[5] See reference [1].

[6] See reference [2].

[7] Specification for Structural Steel Buildings, ANSI/AISC 360, American Institute of Steel Construction, Chicago, IL, 2010.

[8] See reference [1].

[9] See reference [2].

[10] Comparison of US and Chilean Building Code Requirements and Seismic Design Practice 1985-2010, NIST GCR 12-917-18, 2012.

[11] Recommendations for Seismic Design of Reinforced Concrete Wall Buildings Based on Studies of the 2010 Chile Earthquake, NIST GCR 13-917-25, 90% Draft Report, 2013.

[12] Uniform Building Code, International Congress of Building Officials, Whittier CA 1997.

[13] International Building Code, International Code Council, Washington, D.C. 2009.

[14] Investigation of Performance of Slender RC Structural Walls, Anna C. Birely, Laura N. Lowes, and Dawn E. Lehman, Department of Civil and Environmental Engineering, University of Washington, 2011.

[15] Building Code Requirements for Structural Concrete, ACI 318-08, American Concrete Institute, Framingham, MI, 2008.

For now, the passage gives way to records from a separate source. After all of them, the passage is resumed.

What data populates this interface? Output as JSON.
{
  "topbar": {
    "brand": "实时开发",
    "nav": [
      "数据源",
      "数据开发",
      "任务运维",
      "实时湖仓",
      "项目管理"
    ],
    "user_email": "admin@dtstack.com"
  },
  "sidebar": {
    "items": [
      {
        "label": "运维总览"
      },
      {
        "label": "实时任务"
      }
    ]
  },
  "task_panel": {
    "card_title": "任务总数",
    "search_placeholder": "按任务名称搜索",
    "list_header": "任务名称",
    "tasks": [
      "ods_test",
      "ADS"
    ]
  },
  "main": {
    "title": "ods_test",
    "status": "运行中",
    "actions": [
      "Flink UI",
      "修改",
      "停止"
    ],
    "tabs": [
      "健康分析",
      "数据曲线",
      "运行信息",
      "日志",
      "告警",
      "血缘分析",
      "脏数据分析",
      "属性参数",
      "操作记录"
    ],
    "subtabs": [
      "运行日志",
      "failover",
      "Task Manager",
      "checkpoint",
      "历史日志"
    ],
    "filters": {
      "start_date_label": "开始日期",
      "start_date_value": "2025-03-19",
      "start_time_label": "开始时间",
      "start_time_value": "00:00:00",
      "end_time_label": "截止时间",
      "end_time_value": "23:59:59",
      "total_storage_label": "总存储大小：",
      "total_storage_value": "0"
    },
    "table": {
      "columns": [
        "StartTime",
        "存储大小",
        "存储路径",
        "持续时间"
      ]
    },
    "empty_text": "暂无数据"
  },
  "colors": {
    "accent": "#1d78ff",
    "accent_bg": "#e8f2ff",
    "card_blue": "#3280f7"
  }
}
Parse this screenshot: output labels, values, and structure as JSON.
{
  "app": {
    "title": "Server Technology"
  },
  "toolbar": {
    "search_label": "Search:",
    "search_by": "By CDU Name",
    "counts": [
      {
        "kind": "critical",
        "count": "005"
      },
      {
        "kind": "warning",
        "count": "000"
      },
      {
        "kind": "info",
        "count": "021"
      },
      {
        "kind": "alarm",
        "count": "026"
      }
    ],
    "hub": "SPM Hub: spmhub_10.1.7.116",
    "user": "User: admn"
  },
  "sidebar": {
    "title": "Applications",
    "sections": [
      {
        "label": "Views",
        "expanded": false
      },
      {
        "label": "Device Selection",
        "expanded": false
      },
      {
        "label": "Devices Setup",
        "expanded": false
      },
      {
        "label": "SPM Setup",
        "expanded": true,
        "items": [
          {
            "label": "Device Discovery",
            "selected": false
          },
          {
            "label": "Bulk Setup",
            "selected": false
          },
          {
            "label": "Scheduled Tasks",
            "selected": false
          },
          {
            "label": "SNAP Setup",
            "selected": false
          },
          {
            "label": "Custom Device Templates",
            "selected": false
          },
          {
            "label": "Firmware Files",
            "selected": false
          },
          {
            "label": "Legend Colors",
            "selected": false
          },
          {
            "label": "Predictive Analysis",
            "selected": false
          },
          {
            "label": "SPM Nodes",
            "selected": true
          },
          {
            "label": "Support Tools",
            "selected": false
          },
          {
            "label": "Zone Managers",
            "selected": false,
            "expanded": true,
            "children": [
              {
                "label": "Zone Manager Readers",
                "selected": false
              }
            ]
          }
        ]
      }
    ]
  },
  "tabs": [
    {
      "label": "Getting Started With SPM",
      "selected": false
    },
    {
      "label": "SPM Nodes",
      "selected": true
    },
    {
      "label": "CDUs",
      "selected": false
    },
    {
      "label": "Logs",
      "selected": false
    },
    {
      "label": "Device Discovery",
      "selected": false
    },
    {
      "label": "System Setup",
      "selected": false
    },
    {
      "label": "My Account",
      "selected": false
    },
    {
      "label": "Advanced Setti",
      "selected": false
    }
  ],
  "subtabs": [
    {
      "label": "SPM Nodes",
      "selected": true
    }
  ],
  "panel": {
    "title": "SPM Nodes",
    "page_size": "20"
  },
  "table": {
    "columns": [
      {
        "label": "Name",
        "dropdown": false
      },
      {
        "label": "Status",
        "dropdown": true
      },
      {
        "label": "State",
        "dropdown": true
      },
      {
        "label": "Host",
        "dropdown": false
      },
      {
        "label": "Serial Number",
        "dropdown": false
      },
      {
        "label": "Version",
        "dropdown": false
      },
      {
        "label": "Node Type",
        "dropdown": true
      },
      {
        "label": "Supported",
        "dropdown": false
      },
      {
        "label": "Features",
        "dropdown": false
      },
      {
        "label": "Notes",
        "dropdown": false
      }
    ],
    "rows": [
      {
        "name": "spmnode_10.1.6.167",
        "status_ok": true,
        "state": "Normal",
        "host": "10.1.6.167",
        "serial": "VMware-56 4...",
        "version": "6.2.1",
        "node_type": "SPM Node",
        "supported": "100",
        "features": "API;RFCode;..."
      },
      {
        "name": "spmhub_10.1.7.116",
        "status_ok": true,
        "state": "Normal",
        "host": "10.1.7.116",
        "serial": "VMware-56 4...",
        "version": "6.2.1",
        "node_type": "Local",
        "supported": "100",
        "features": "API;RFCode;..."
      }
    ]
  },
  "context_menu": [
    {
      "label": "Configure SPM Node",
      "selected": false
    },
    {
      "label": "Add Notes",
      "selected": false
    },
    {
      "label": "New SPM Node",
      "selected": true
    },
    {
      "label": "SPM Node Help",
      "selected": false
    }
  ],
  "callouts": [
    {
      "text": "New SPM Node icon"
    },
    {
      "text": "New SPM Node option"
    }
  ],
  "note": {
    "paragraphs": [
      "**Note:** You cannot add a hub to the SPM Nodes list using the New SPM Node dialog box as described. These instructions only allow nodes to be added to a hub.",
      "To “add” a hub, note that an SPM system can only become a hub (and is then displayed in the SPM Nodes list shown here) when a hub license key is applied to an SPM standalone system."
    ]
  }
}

Major Accomplishments:

Outcomes: There has been limited progress to date on two of the three 2013 tasks in this project, since much of the work envisioned for the project is starting in late 2013. Start of work on steel beam-column models has been delayed because of continuing work on Assessment of Design Methods in Existing PBSD Standards by the Project Leader – the volume of work required for that effort significantly exceeded the anticipated workload. Start of CFS shear panel design guidance work at ERDC/CERL has been delayed by slow progress in processing of the Interagency Agreement with ERDC/CERL; this work will be starting in Q4 FY2013. The work on the R/C structural wall study is well underway, with testing to commence in Q4 FY2014.